> **WHAT TO PRODUCE**:
Check every line of the data and copy the ones where "Przekaż" appears.
### EXERCISE DATA ###
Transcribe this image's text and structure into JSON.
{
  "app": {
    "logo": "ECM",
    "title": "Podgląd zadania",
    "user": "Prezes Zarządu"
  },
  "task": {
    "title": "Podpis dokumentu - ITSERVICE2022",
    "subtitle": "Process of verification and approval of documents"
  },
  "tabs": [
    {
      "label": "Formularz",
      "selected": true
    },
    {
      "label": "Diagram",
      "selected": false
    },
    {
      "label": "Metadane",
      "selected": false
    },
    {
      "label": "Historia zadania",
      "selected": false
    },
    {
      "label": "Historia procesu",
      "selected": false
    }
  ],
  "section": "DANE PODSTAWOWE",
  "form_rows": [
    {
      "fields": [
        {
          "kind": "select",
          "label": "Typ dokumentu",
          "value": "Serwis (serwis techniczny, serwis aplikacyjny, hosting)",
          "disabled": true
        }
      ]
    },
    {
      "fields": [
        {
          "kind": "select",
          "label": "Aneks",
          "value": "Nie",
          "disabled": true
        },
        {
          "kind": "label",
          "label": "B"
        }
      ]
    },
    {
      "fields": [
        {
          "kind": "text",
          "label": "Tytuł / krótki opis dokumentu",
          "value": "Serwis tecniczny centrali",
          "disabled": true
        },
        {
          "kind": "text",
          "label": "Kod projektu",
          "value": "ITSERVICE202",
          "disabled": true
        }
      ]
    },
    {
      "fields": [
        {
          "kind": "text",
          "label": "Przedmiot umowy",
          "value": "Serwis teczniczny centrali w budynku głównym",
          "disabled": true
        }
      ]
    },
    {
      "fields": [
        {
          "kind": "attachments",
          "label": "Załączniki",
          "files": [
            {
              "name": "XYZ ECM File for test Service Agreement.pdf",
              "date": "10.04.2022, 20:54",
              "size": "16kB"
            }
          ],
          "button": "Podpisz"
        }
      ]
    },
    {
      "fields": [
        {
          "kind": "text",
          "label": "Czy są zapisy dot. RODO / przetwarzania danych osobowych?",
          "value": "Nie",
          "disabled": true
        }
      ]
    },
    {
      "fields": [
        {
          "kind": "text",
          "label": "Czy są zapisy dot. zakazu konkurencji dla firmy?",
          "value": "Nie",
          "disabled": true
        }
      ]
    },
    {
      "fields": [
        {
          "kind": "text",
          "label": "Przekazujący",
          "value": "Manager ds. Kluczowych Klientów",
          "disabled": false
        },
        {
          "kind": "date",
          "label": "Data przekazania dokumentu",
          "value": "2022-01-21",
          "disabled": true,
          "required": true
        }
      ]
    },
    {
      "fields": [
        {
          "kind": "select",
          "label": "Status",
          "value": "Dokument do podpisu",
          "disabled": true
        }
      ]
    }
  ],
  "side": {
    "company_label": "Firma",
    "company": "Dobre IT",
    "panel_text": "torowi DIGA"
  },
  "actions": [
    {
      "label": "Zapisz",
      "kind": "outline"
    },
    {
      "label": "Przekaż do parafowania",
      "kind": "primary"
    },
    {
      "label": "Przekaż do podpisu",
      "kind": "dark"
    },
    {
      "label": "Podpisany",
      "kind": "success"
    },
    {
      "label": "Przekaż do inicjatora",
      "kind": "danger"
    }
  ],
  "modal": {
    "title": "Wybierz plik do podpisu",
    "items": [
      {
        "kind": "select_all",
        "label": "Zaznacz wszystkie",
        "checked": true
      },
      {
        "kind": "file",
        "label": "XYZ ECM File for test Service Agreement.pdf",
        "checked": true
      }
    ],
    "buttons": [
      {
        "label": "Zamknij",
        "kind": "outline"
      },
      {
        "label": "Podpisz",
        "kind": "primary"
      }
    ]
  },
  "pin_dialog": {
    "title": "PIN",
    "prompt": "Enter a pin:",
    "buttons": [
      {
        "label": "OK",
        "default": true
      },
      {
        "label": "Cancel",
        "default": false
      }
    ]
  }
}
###
> **SOLUTION TO THIS TASK**:
      "label": "Przekaż do parafowania",
      "label": "Przekaż do podpisu",
      "label": "Przekaż do inicjatora",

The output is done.